Emerald Observatory



What we do

The Emerald Observatory is a privately funded research facility for the tracking and study of Space  Debris to provide data for space situational awareness.

We are the Space Junk Farmers!

A Space Junk Farmer is a person who observes and catalogues orbital space debris. The observation is added to a global database that is used for space situational awareness which is shared by space agencies and industry globally. Space situational awareness facilitates the safe launch and orbital positioning of satellites and human space missions.

Research & Strategic Partnerships

The Emerald Observatory provides strategic partnerships in research opportunities for universities and industry.

We  welcome proposals for strategic partnerships supporting Australian engagement in space

Astro photography.

The Emerald Observatory offers courses in astronomy photography.

 With our resident astronomer you get the most out of the night sky using our telescopes. These range from a research grade 42 cm apperture f6 goto SCT, to a 250mm f3.3 SCT to a 105mm f4 Refractor telescope. During the day we offer solar observation and photography with our goto EQ mounted Coronado SMT90BF30-DS and PST telescopes,  observation and hands on equipment selection and training. Our site averages 70% of the year clear night sky. 


Observatory Stays

The Emerald Observatory is located on a 2.3 acre property in the Eastern Dandenong Ranges of Victoria. The property also includes the Homestead Fernglade on Menzies  which offers B&B  luxury stay choices of Spa suites and family suites. Who ever said star gazing was roughing it? At the Emerald Observatory you can enjoy a nights viewing in our ScopeDome and then retire to your private  suite, with log fire, quality linen and allergy free duck down duvet. Please note Fernglade on Menzies B&B pricing does NOT include our Astrophotography course  fees. Please contact the EO directly for our course offerings and prices


During the day we offer solar photography and  observation.

The observatory has a wide range of astronomy equipment. Including cooled astro ccd cameras, filter wheels and telescope sizes and types which are used in our astrophotography course. We also encourage you to bring your DSLR or iPhone and we can show you how to get those elusive images.

Depending on the level which the guest wishes to explore we offer introductions to various astronomy software and how to get the best from these. We get you started with SkySafari Pro then on to TheSkyX Pro and ASCOM 

protocol software.

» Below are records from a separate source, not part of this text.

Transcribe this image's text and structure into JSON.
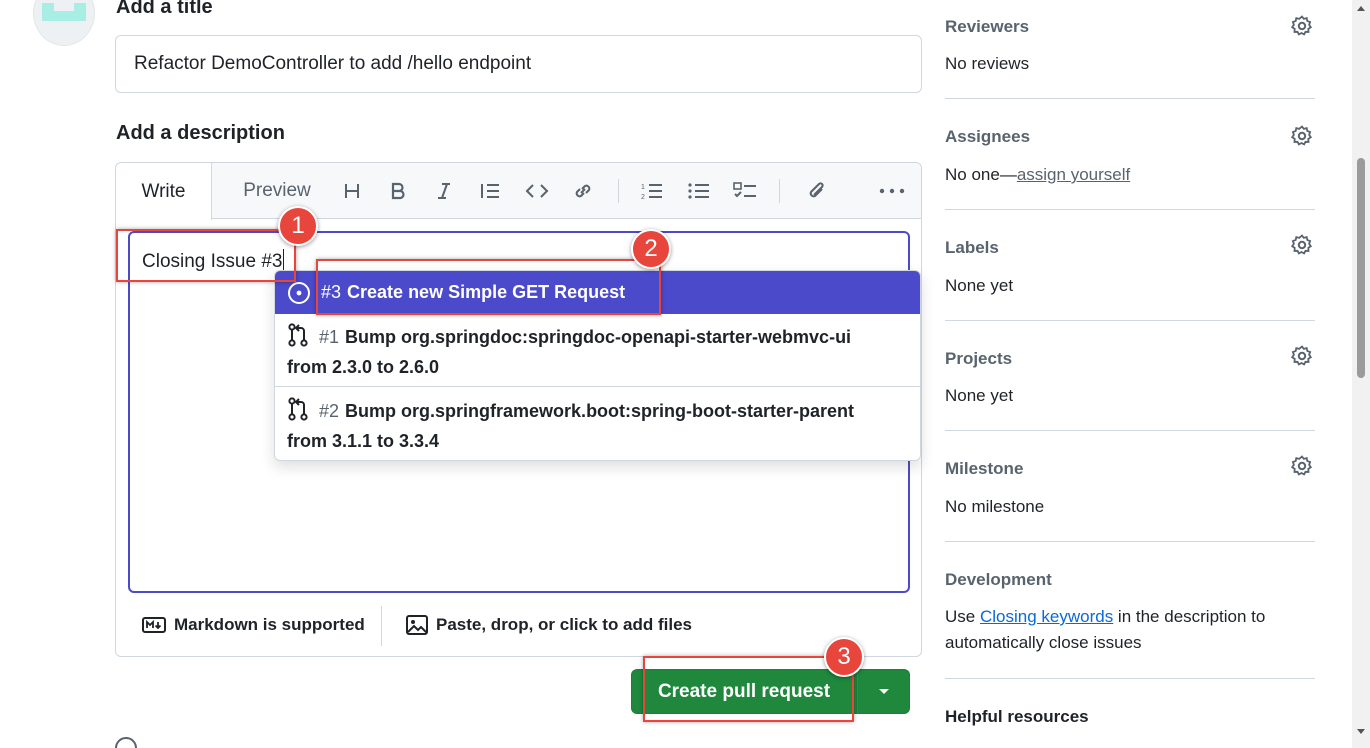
{
  "form": {
    "title_heading": "Add a title",
    "title_value": "Refactor DemoController to add /hello endpoint",
    "description_heading": "Add a description"
  },
  "editor": {
    "tabs": [
      {
        "label": "Write"
      },
      {
        "label": "Preview"
      }
    ],
    "toolbar_icons": [
      "heading-icon",
      "bold-icon",
      "italic-icon",
      "quote-icon",
      "code-icon",
      "link-icon",
      "ordered-list-icon",
      "unordered-list-icon",
      "task-list-icon",
      "attach-icon",
      "more-icon"
    ],
    "typed_text": "Closing Issue #3",
    "markdown_note": "Markdown is supported",
    "files_note": "Paste, drop, or click to add files"
  },
  "suggestions": [
    {
      "number": "#3",
      "title": "Create new Simple GET Request",
      "icon": "issue-open-icon",
      "active": true
    },
    {
      "number": "#1",
      "title": "Bump org.springdoc:springdoc-openapi-starter-webmvc-ui",
      "subtitle": "from 2.3.0 to 2.6.0",
      "icon": "pull-request-icon"
    },
    {
      "number": "#2",
      "title": "Bump org.springframework.boot:spring-boot-starter-parent",
      "subtitle": "from 3.1.1 to 3.3.4",
      "icon": "pull-request-icon"
    }
  ],
  "actions": {
    "create_label": "Create pull request"
  },
  "annotations": [
    {
      "label": "1"
    },
    {
      "label": "2"
    },
    {
      "label": "3"
    }
  ],
  "sidebar": {
    "reviewers": {
      "heading": "Reviewers",
      "value": "No reviews"
    },
    "assignees": {
      "heading": "Assignees",
      "value_prefix": "No one—",
      "value_link": "assign yourself"
    },
    "labels": {
      "heading": "Labels",
      "value": "None yet"
    },
    "projects": {
      "heading": "Projects",
      "value": "None yet"
    },
    "milestone": {
      "heading": "Milestone",
      "value": "No milestone"
    },
    "development": {
      "heading": "Development",
      "text_before": "Use ",
      "link": "Closing keywords",
      "text_after": " in the description to automatically close issues"
    },
    "helpful": {
      "heading": "Helpful resources"
    }
  },
  "colors": {
    "accent": "#4b4acb",
    "green": "#1f883d",
    "annotation": "#e8453c"
  }
}
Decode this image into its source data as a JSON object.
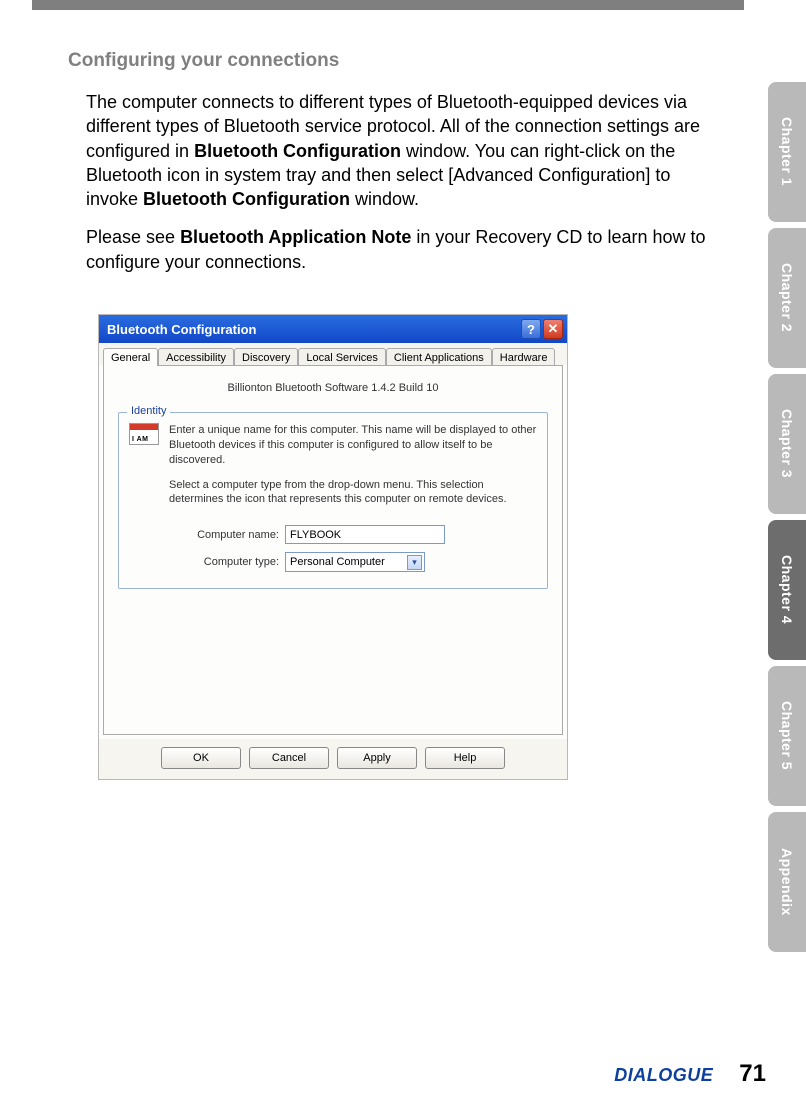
{
  "section_title": "Configuring your connections",
  "para1_pre": "The computer connects to different types of Bluetooth-equipped devices via different types of Bluetooth service protocol. All of the connection settings are configured in ",
  "para1_b1": "Bluetooth Configuration",
  "para1_mid": " window. You can right-click on the Bluetooth icon in system tray and then select [Advanced Configuration] to invoke ",
  "para1_b2": "Bluetooth Configuration",
  "para1_post": " window.",
  "para2_pre": "Please see ",
  "para2_b": "Bluetooth Application Note",
  "para2_post": " in your Recovery CD to learn how to configure your connections.",
  "side_tabs": [
    "Chapter 1",
    "Chapter 2",
    "Chapter 3",
    "Chapter 4",
    "Chapter 5",
    "Appendix"
  ],
  "active_tab_index": 3,
  "dialog": {
    "title": "Bluetooth Configuration",
    "help_glyph": "?",
    "close_glyph": "✕",
    "tabs": [
      "General",
      "Accessibility",
      "Discovery",
      "Local Services",
      "Client Applications",
      "Hardware"
    ],
    "active_tab": "General",
    "software_line": "Billionton Bluetooth Software 1.4.2 Build 10",
    "fieldset_legend": "Identity",
    "id_icon_text": "I AM",
    "identity_p1": "Enter a unique name for this computer. This name will be displayed to other Bluetooth devices if this computer is configured to allow itself to be discovered.",
    "identity_p2": "Select a computer type from the drop-down menu. This selection determines the icon that represents this computer on remote devices.",
    "computer_name_label": "Computer name:",
    "computer_name_value": "FLYBOOK",
    "computer_type_label": "Computer type:",
    "computer_type_value": "Personal Computer",
    "buttons": {
      "ok": "OK",
      "cancel": "Cancel",
      "apply": "Apply",
      "help": "Help"
    }
  },
  "footer": {
    "brand": "DIALOGUE",
    "page": "71"
  }
}
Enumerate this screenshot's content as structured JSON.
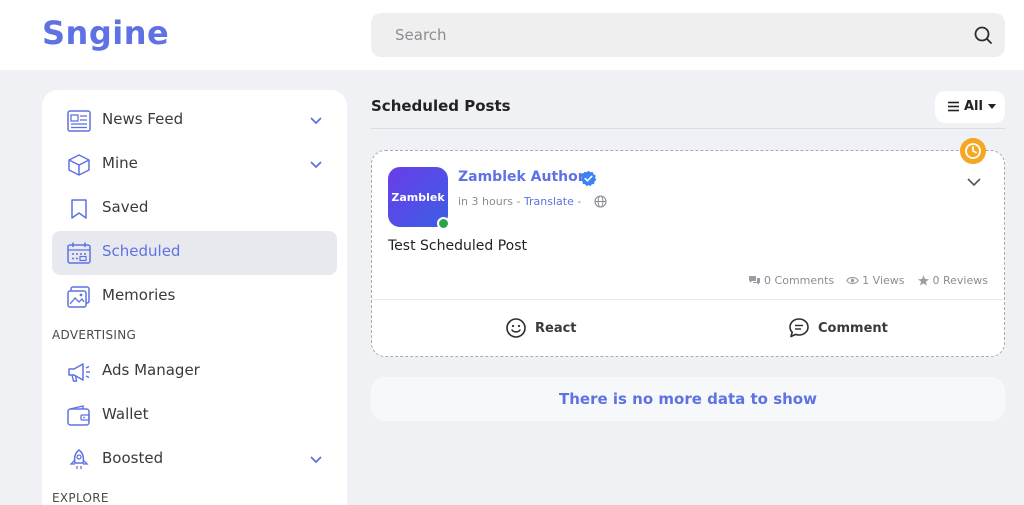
{
  "header": {
    "logo": "Sngine",
    "search_placeholder": "Search"
  },
  "sidebar": {
    "items": [
      {
        "label": "News Feed",
        "icon": "newspaper-icon"
      },
      {
        "label": "Mine",
        "icon": "cube-icon"
      },
      {
        "label": "Saved",
        "icon": "bookmark-icon"
      },
      {
        "label": "Scheduled",
        "icon": "calendar-icon",
        "active": true
      },
      {
        "label": "Memories",
        "icon": "photos-icon"
      }
    ],
    "advertising_title": "ADVERTISING",
    "advertising_items": [
      {
        "label": "Ads Manager",
        "icon": "megaphone-icon"
      },
      {
        "label": "Wallet",
        "icon": "wallet-icon"
      },
      {
        "label": "Boosted",
        "icon": "rocket-icon"
      }
    ],
    "explore_title": "EXPLORE"
  },
  "main": {
    "title": "Scheduled Posts",
    "filter_label": "All",
    "post": {
      "author": "Zamblek Author",
      "avatar_text": "Zamblek",
      "time": "in 3 hours",
      "translate": "Translate",
      "text": "Test Scheduled Post",
      "comments": "0 Comments",
      "views": "1 Views",
      "reviews": "0 Reviews",
      "react_label": "React",
      "comment_label": "Comment"
    },
    "no_more": "There is no more data to show"
  },
  "colors": {
    "accent": "#5e72e4",
    "badge": "#f5a623",
    "online": "#31a24c"
  }
}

Star Formation

Our 41.6cm apperture f6 SCT goto Observatory telescope enables you to explore the planets or capture the birth of stars and nebula.

Nebula Observation

Our large 41.6cm f6 apperture goto SCT observatory telescope allows you to see color not observable with smaller telescopes.

Solar Photography

Our Astro photography course includes a daytime session on how best to photograph our nearest star the sun. learn how to capture the finger print of a star. Each star has a unique spectra. We are equipped for stellar spectroscopy allowing you to discover the very elements that make up our Sun and other stars.  It is amazing what can be achieved with informed equipment selection. This image is of the 2006 solar eclipse taken by one of our staff using an entry level Canon IXUS digital camera through our Coronado PST.

Moon and the Planets

The planets and moon are classics. You can use our large 41.6cm  observatory telescope or one of our smaller scopes to get great results. Shown here is the 'Super blue blood moon' on 1 February 2018  lunar eclipse. Image taken by Angus McMahon using a Canon EOS on the Emerald Observatory Meade 102mm f7, ED triplet APO refractor telescope on a goto EQ mount.


Contact Us

The Space Junk Farmers!

Emerald Observatory

11 Caroline Cres. Emerald, Victoria 3782 Australia

+61 (0) 411 024021




+61 (0) 411 024021


The Space Junk Farmers!

Emerald Observatory

11 Caroline Cres. Emerald, Victoria 3782 Australia

©2017 by Emerald Observatory. Proudly created with Wix.com Images courtesy of ESA and NASA